Here are some phrases you could use to get your colleagues' support:
- "I'm currently working on developing my English skills"
- "I might find it hard to keep up, so please bear with me" (I may be slow to understand, so please have patience).
3. Break the ice
Part of language learning is about being brave enough to open your mouth and start a conversation. Everyone feels some level of discomfort when doing this in a second language (or even a first!) and people who are naturally outgoing may find this less difficult than people who are naturally reserved. However, no matter what kind of personality you have - we all must recognise that it's impossible to improve our language skills without practice.
When you walk into the meeting room, try to say something in English to someone within the first 15 seconds! If possible, turn this into a casual conversation by asking a question. Having a conversation early on will give you a confidence boost for the rest of the meeting and you'll feel much more willing to take part later.
Not sure what to say? No problem! Practise and memorise these phrases, which you can use to break the ice:
- Hey, how's it going?
- So, what have you been up to lately?
Or, if there's someone you don't know, be the first to introduce yourself by walking up to them with confidence and a smile. You could use these phrases:
- Hi there, I don't think we've met! I'm (your name).
- Hi, have we met yet? My name's (your name).
4. Listen and take notes (in English)
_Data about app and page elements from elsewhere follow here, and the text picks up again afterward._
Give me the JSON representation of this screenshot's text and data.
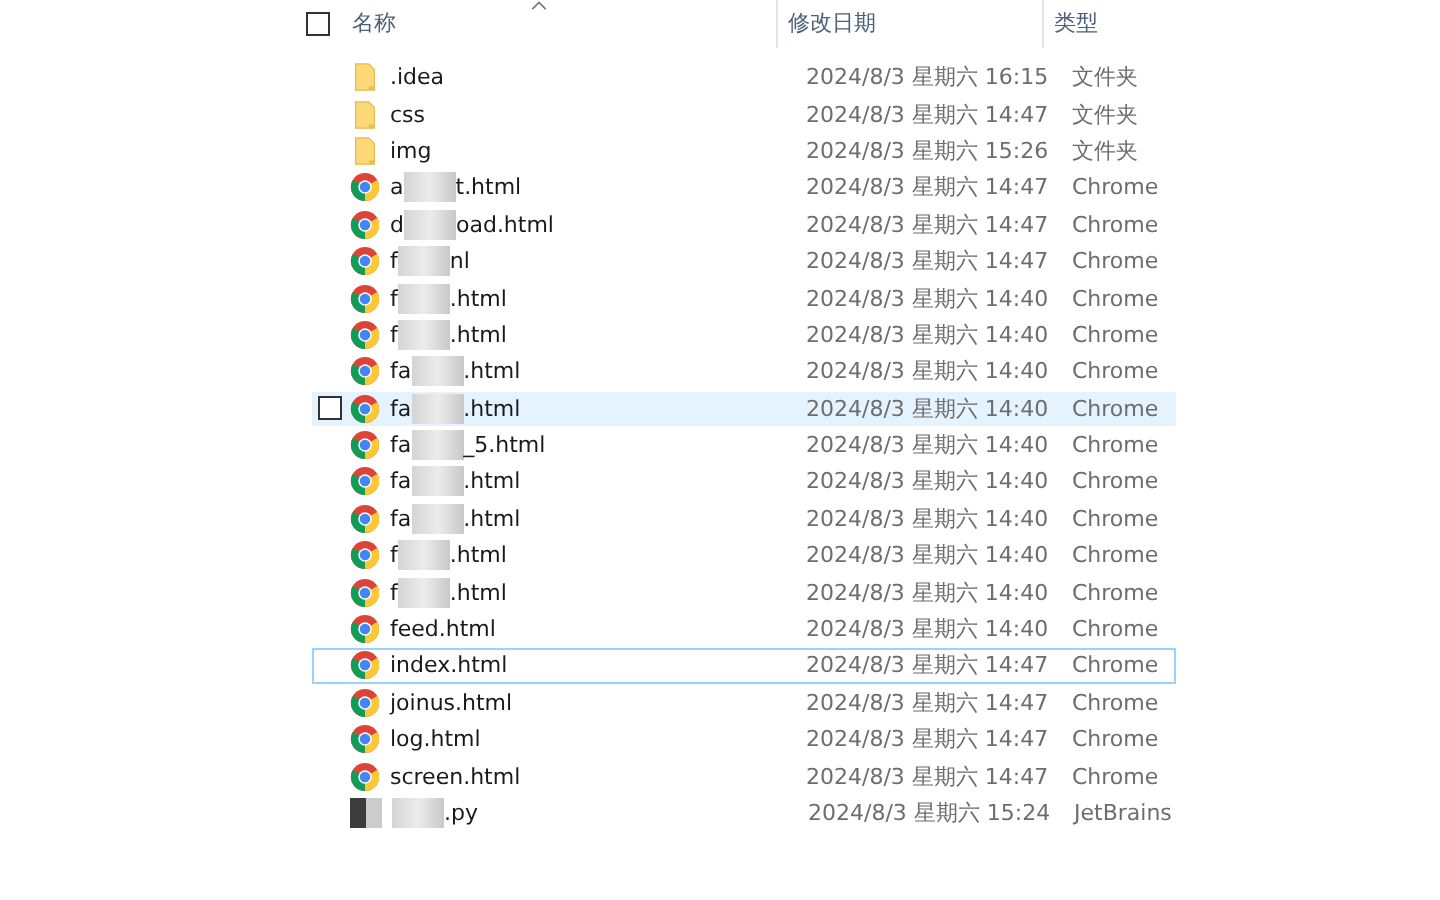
{
  "columns": [
    {
      "label": "名称"
    },
    {
      "label": "修改日期"
    },
    {
      "label": "类型"
    }
  ],
  "header_checked": false,
  "rows": [
    {
      "kind": "folder",
      "name": ".idea",
      "date": "2024/8/3 星期六 16:15",
      "type": "文件夹",
      "hovered": false,
      "focused": false
    },
    {
      "kind": "folder",
      "name": "css",
      "date": "2024/8/3 星期六 14:47",
      "type": "文件夹",
      "hovered": false,
      "focused": false
    },
    {
      "kind": "folder",
      "name": "img",
      "date": "2024/8/3 星期六 15:26",
      "type": "文件夹",
      "hovered": false,
      "focused": false
    },
    {
      "kind": "chrome",
      "name_start": "a",
      "name_end": "t.html",
      "date": "2024/8/3 星期六 14:47",
      "type": "Chrome",
      "hovered": false,
      "focused": false
    },
    {
      "kind": "chrome",
      "name_start": "d",
      "name_end": "oad.html",
      "date": "2024/8/3 星期六 14:47",
      "type": "Chrome",
      "hovered": false,
      "focused": false
    },
    {
      "kind": "chrome",
      "name_start": "f",
      "name_end": "nl",
      "date": "2024/8/3 星期六 14:47",
      "type": "Chrome",
      "hovered": false,
      "focused": false
    },
    {
      "kind": "chrome",
      "name_start": "f",
      "name_end": ".html",
      "date": "2024/8/3 星期六 14:40",
      "type": "Chrome",
      "hovered": false,
      "focused": false
    },
    {
      "kind": "chrome",
      "name_start": "f",
      "name_end": ".html",
      "date": "2024/8/3 星期六 14:40",
      "type": "Chrome",
      "hovered": false,
      "focused": false
    },
    {
      "kind": "chrome",
      "name_start": "fa",
      "name_end": ".html",
      "date": "2024/8/3 星期六 14:40",
      "type": "Chrome",
      "hovered": false,
      "focused": false
    },
    {
      "kind": "chrome",
      "name_start": "fa",
      "name_end": ".html",
      "date": "2024/8/3 星期六 14:40",
      "type": "Chrome",
      "hovered": true,
      "focused": false
    },
    {
      "kind": "chrome",
      "name_start": "fa",
      "name_end": "_5.html",
      "date": "2024/8/3 星期六 14:40",
      "type": "Chrome",
      "hovered": false,
      "focused": false
    },
    {
      "kind": "chrome",
      "name_start": "fa",
      "name_end": ".html",
      "date": "2024/8/3 星期六 14:40",
      "type": "Chrome",
      "hovered": false,
      "focused": false
    },
    {
      "kind": "chrome",
      "name_start": "fa",
      "name_end": ".html",
      "date": "2024/8/3 星期六 14:40",
      "type": "Chrome",
      "hovered": false,
      "focused": false
    },
    {
      "kind": "chrome",
      "name_start": "f",
      "name_end": ".html",
      "date": "2024/8/3 星期六 14:40",
      "type": "Chrome",
      "hovered": false,
      "focused": false
    },
    {
      "kind": "chrome",
      "name_start": "f",
      "name_end": ".html",
      "date": "2024/8/3 星期六 14:40",
      "type": "Chrome",
      "hovered": false,
      "focused": false
    },
    {
      "kind": "chrome",
      "name": "feed.html",
      "date": "2024/8/3 星期六 14:40",
      "type": "Chrome",
      "hovered": false,
      "focused": false
    },
    {
      "kind": "chrome",
      "name": "index.html",
      "date": "2024/8/3 星期六 14:47",
      "type": "Chrome",
      "hovered": false,
      "focused": true
    },
    {
      "kind": "chrome",
      "name": "joinus.html",
      "date": "2024/8/3 星期六 14:47",
      "type": "Chrome",
      "hovered": false,
      "focused": false
    },
    {
      "kind": "chrome",
      "name": "log.html",
      "date": "2024/8/3 星期六 14:47",
      "type": "Chrome",
      "hovered": false,
      "focused": false
    },
    {
      "kind": "chrome",
      "name": "screen.html",
      "date": "2024/8/3 星期六 14:47",
      "type": "Chrome",
      "hovered": false,
      "focused": false
    },
    {
      "kind": "redacted",
      "name_end": ".py",
      "date": "2024/8/3 星期六 15:24",
      "type": "JetBrains",
      "hovered": false,
      "focused": false
    }
  ]
}
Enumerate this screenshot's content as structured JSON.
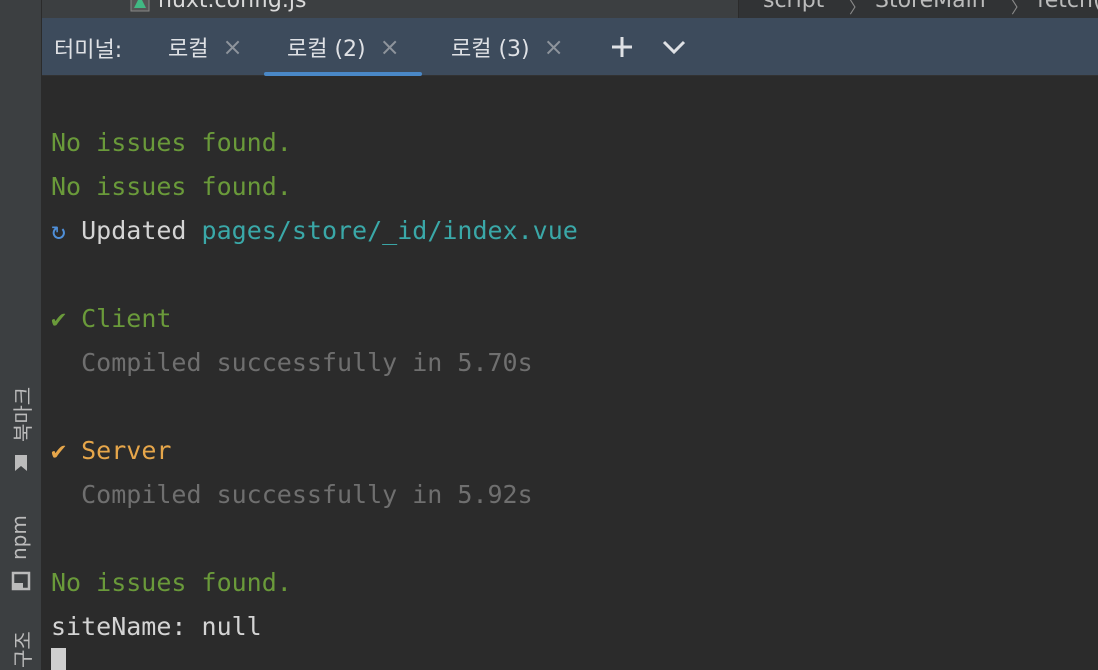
{
  "top_strip": {
    "file_name": "nuxt.config.js",
    "breadcrumb": [
      "script",
      "StoreMain",
      "fetch()"
    ]
  },
  "terminal": {
    "title": "터미널:",
    "tabs": [
      {
        "label": "로컬",
        "active": false
      },
      {
        "label": "로컬 (2)",
        "active": true
      },
      {
        "label": "로컬 (3)",
        "active": false
      }
    ],
    "add_icon": "plus-icon",
    "menu_icon": "chevron-down-icon",
    "lines": [
      {
        "text": "No issues found."
      },
      {
        "text": "No issues found."
      },
      {
        "symbol": "↻",
        "text": "Updated",
        "path": "pages/store/_id/index.vue"
      },
      {
        "symbol": "✔",
        "text": "Client"
      },
      {
        "text": "Compiled successfully in 5.70s"
      },
      {
        "symbol": "✔",
        "text": "Server"
      },
      {
        "text": "Compiled successfully in 5.92s"
      },
      {
        "text": "No issues found."
      },
      {
        "text": "siteName: null"
      }
    ]
  },
  "left_strip": {
    "bookmarks_label": "북마크",
    "npm_label": "npm",
    "structure_label": "구조"
  },
  "colors": {
    "background": "#2b2b2b",
    "tabbar": "#3d4b5c",
    "active_tab_underline": "#4a88c7",
    "success_green": "#6a9a3a",
    "server_orange": "#e6a64a",
    "path_teal": "#3aa8a8"
  }
}
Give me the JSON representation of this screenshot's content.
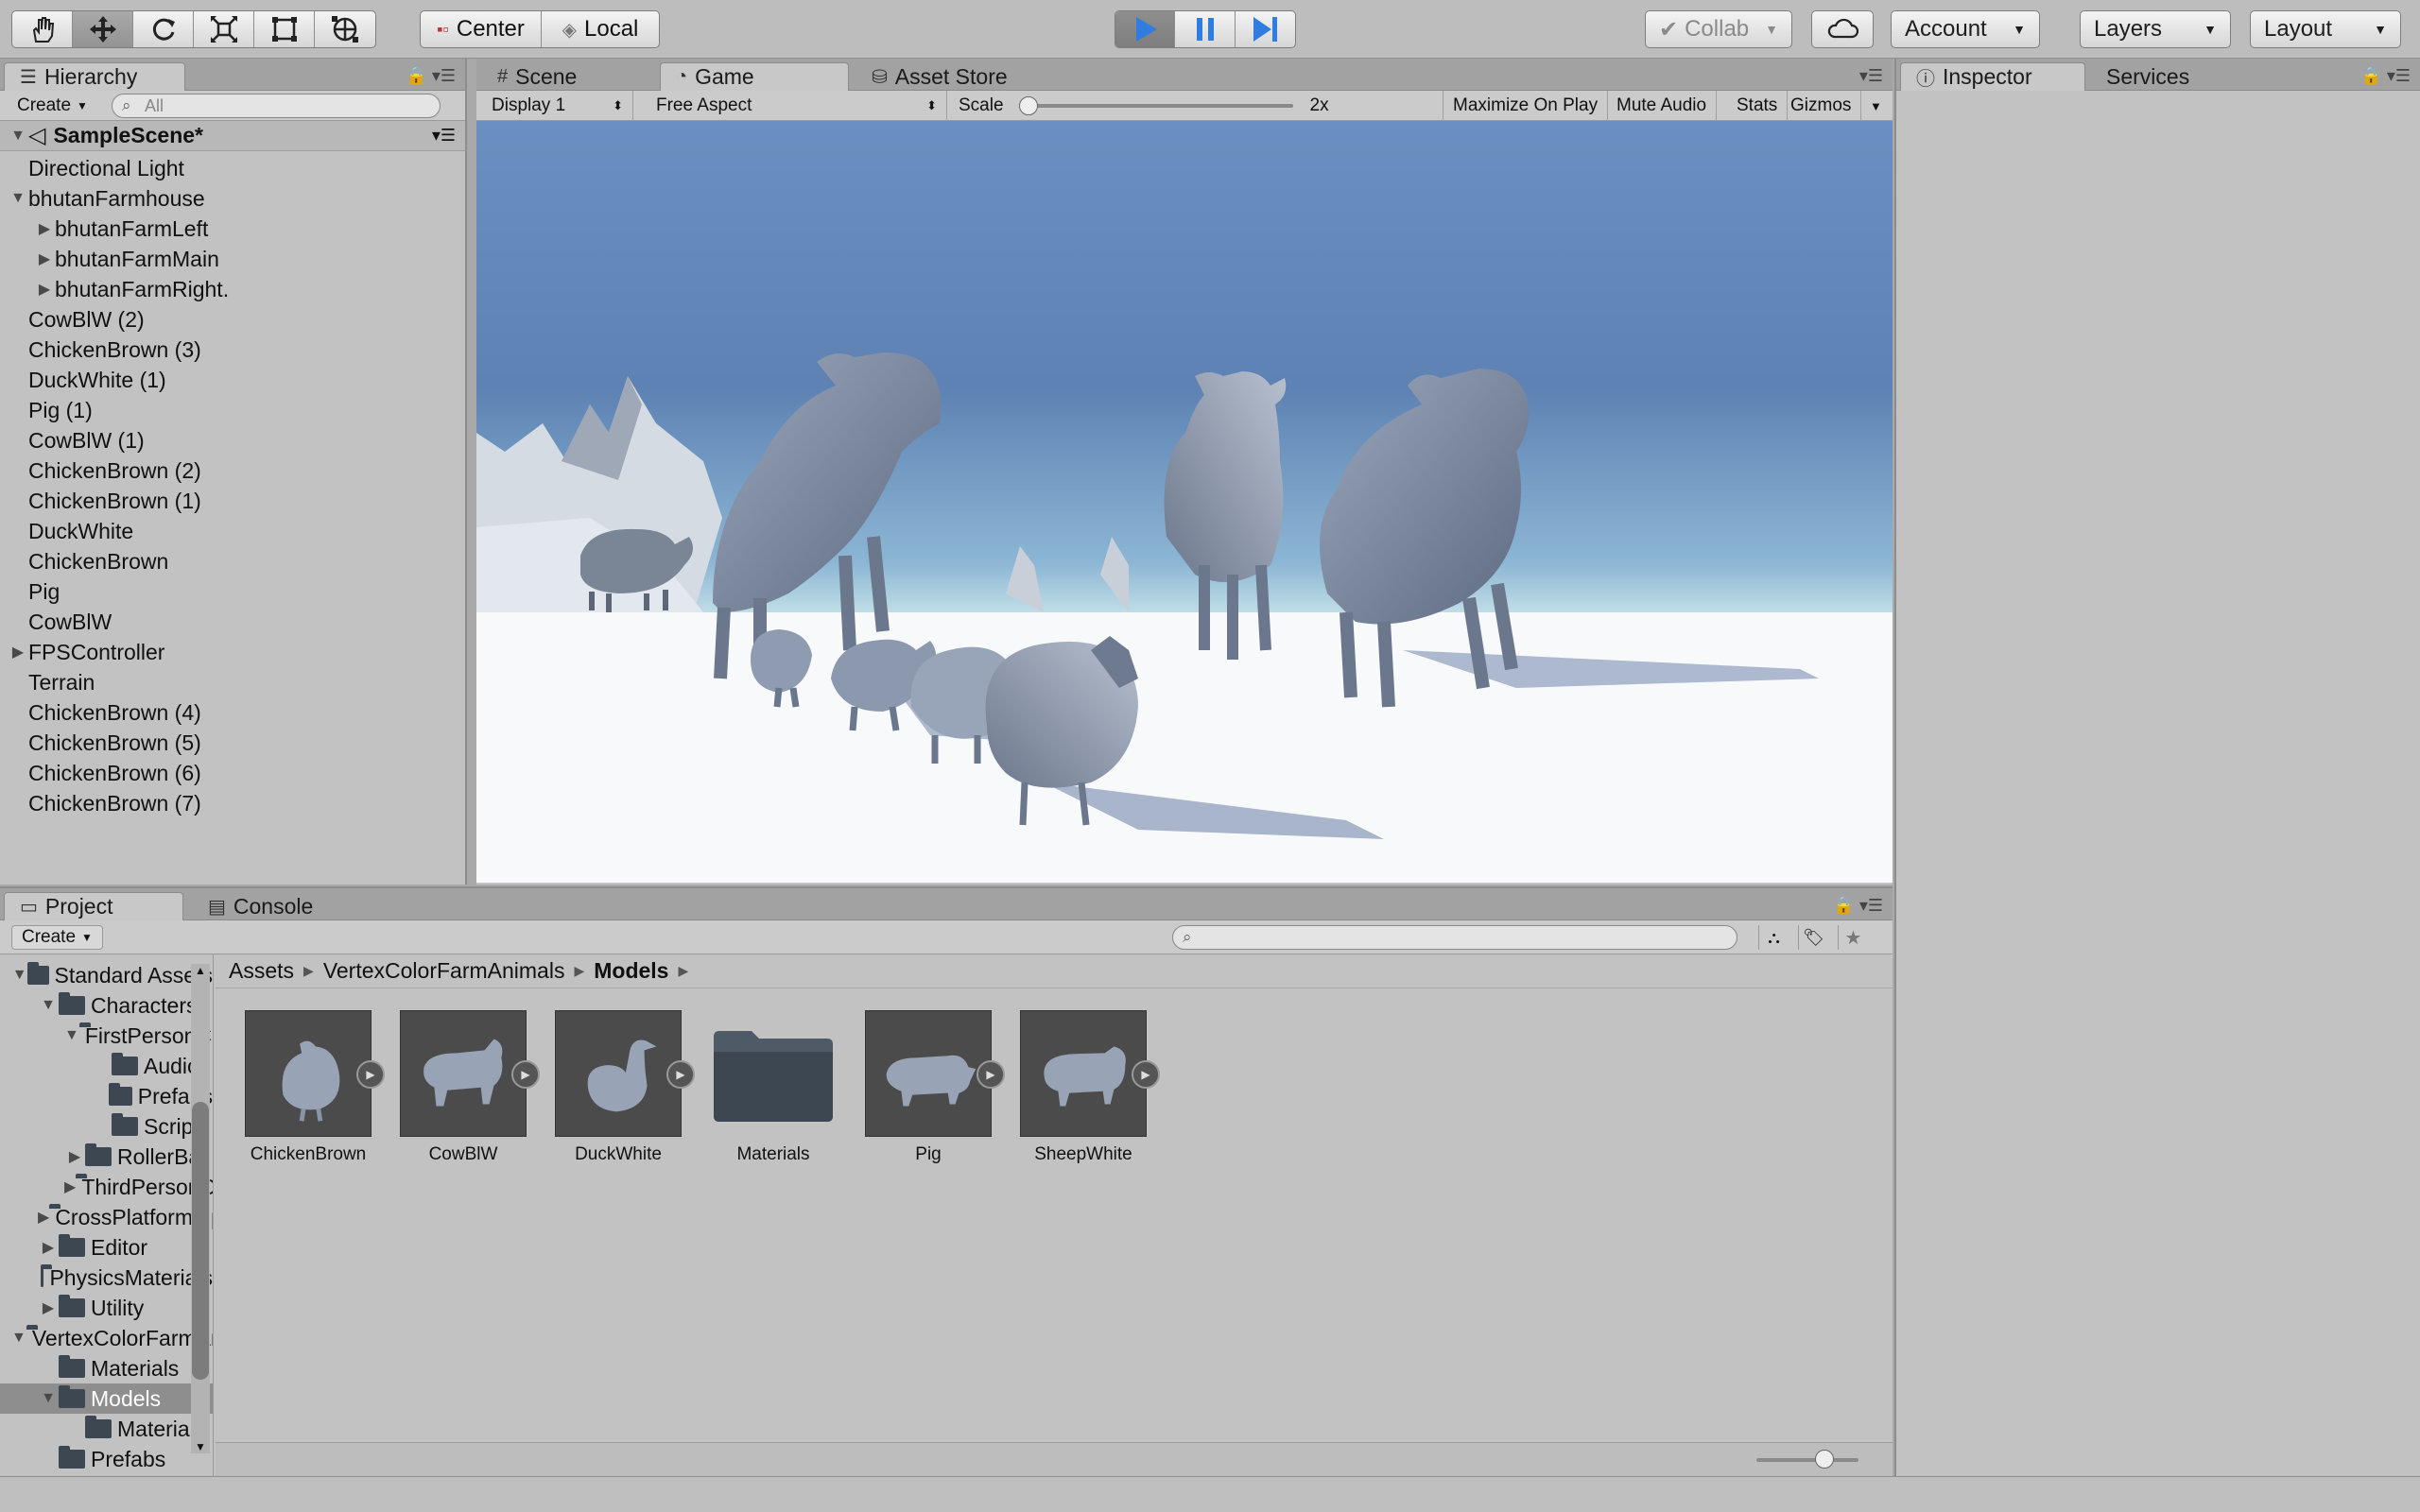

Even if you don't feel ready to say something, attending a meeting in English should never be a passive experience. Use this as an opportunity to actively listen for the main points of the meeting, useful language that people use and any questions that are asked to you directly.
On one page, take notes (in English, if possible) of the main points discussed, any important details and any tasks that need to be done. You can use this after the meeting to help you remember the key points.
On another page (perhaps at the back of your notebook?), use this space to write your 'steal list' - a list of language you want to 'steal' from the other speakers in the room. If you hear any words or phrases that you find particularly interesting or useful, add these to your steal list. You can look these up in a dictionary later to check their meanings and find examples of how the language is used.
5. Speak when you're ready
If you are attending regular meetings and have been doing a good job of breaking the ice, actively listening, writing steal lists and learning from your steal lists, you'll soon feel comfortable enough to give your opinion or ask a question yourself. You could use some of these phrases:
- Excuse me, could I just say something? (interrupt another speaker to say something)
- In my opinion, I think we should ... (give your opinion)
- That's a great idea! (respond to someone you agree with)
- I'm not sure about that (respond to someone you disagree with)
6. Prepare for your next meeting
So, you've finished one meeting. Now it's time to prepare for the next. You have a page of notes to remind you about the key points of the meeting itself and a list of English words and phrases you want to 'steal'.
Later, you'll practise the English list and try really hard at the next meeting to use one or two of these yourself while breaking the ice or in the meeting itself.
You could also try to find out what will be discussed in the next meeting before the meeting happens. If you know the general topics, then prepare yourself by thinking of common words related to each topic and looking up any you don't know the English for in a dictionary.
If you're interested in developing your English skills further, you may want to consider taking a course. In our next article, 'What Kind of Course is Right for Me?', we help you understand all of the different options available for you.